HUNTSVILLE, Ala. (WHNT) — A Madison man investigators say was part of a mob that attacked the U.S. Capitol on January 6, 2021, is asking a federal court for a lighter sentence than prosecutors are recommending.

Dillon Herrington pleaded guilty in June to a charge of assaulting, interfering or resisting someone performing official duties. His sentencing is set for Dec. 1 in Washington, D.C.

Prosecutors are recommending a 41-month prison term and 36 months of probation for Herrington, court records show. However, the defense is asking for 12 months and one day in prison, followed by 2 years of probation.

Among the allegations against Herrington listed by prosecutors is that he threw a 4-by-4 piece of wood at an officer at the Capitol – leading investigators to dub him “MAGA Lumberjack.”

The prosecution’s filing cites a series of violent encounters Herrington allegedly had on Jan. 6, and they argue ”His aggression was so vehement that other rioters sought to restrain him as he was yelling threats at police.”           

But Herrington’s court filing argues he is remorseful and at that time he was discouraged after knee injuries forced him out of the U.S. Army.

The defense filing argues Herrington had a difficult upbringing and was also caught up in the politics of that day due to the influence of a former girlfriend. His attorneys contend alcohol use and steroids contributed to his anger. The defense argues that after his arrest he stopped drinking and the use of steroids.

Herrington’s attorneys conceded he adopted the mentality of the mob that day after hearing claims the election was stolen and having consumed certain media accounts. But now, Herrington realizes he was responsible for his actions, not anyone else, the defense argues.

“In rough psychological terms, the mob mentality encouraging violence and hostility at the Capitol is commonly attributed to the ‘groupthink’ phenomenon, which Mr. Herrington admits to engaging in, to some extent, via consumption of certain media,” the defense argues. “But as he has reflected on the events of January 6, Mr. Herrington has recognized that his story is different. Rather than blaming ‘the mob,’ ‘the media,’ or even certain political figures for his crimes, as so many have, Mr. Herrington acknowledges his actions that day were a product of his own internal strife.”

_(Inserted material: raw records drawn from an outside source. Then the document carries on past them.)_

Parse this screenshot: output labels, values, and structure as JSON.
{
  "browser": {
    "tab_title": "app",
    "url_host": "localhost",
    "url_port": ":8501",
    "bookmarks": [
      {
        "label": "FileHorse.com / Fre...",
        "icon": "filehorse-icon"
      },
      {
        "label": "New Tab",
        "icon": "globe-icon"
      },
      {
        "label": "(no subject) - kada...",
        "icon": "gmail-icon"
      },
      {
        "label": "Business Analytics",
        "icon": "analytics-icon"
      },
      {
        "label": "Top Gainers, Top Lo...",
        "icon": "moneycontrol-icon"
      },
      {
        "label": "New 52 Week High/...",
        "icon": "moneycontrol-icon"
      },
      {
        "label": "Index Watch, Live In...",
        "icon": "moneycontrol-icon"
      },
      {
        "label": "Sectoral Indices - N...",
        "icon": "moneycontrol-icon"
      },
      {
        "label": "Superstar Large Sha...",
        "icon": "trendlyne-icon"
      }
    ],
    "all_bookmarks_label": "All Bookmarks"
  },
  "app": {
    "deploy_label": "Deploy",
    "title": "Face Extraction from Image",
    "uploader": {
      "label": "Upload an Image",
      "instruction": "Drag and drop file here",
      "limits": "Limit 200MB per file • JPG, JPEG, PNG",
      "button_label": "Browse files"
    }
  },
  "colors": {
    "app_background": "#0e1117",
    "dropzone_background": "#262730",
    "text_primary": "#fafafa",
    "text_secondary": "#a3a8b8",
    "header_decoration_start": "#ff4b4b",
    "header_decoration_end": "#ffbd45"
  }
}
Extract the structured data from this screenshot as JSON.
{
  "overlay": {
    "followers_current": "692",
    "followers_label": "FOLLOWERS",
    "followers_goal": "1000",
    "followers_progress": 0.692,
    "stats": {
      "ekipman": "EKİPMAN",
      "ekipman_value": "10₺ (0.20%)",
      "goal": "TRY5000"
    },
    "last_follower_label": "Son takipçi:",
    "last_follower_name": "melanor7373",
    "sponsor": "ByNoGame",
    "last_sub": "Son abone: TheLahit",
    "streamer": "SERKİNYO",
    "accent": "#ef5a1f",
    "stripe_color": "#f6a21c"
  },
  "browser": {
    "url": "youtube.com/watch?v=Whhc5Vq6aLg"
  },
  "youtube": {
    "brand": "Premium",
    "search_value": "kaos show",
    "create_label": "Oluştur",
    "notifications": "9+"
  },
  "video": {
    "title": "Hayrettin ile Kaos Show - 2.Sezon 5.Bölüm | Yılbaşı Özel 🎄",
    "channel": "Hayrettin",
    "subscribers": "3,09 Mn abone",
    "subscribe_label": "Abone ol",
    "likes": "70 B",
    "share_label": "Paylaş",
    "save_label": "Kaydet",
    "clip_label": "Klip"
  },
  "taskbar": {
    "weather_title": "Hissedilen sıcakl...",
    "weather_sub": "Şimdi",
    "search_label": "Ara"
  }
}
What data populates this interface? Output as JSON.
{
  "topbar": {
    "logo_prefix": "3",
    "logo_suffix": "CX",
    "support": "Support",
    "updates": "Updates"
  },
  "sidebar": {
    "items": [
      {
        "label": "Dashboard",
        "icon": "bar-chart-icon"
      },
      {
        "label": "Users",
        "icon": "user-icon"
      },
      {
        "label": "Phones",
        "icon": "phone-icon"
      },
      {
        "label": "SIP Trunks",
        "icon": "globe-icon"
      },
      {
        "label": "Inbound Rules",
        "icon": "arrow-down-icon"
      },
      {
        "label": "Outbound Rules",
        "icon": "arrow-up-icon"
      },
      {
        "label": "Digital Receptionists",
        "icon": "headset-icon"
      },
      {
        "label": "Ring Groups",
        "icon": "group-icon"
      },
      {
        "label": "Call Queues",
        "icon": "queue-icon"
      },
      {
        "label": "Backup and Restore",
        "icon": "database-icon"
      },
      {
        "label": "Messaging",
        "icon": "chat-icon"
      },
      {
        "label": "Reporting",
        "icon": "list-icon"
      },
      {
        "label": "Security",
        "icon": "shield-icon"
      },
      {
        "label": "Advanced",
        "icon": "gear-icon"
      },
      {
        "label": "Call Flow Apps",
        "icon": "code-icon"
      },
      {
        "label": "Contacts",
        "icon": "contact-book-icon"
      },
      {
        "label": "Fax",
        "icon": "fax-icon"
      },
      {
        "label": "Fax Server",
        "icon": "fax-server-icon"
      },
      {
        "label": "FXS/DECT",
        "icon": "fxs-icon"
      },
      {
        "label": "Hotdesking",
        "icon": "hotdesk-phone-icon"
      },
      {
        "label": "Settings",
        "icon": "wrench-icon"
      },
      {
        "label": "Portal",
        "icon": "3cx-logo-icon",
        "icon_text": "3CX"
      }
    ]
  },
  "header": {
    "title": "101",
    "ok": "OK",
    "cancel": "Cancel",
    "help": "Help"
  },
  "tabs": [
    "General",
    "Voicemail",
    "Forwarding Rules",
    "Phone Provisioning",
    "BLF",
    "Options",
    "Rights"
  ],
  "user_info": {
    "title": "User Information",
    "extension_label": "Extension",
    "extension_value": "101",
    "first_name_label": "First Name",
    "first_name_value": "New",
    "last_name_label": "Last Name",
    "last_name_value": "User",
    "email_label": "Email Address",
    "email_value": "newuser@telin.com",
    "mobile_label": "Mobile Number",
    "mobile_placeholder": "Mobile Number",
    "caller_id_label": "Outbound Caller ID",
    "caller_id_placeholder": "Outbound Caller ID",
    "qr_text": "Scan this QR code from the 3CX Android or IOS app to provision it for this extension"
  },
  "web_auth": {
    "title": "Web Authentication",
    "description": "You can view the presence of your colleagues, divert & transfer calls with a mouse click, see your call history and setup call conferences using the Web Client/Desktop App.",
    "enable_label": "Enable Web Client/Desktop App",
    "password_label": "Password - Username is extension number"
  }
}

After his arrest, the defense filing argues Herrington has changed.

The defense claims he has been working full-time and has changed from the person who marched on the Capitol nearly three years ago. The court filing also argues he has actively engaged in reforming his attitudes and behavior.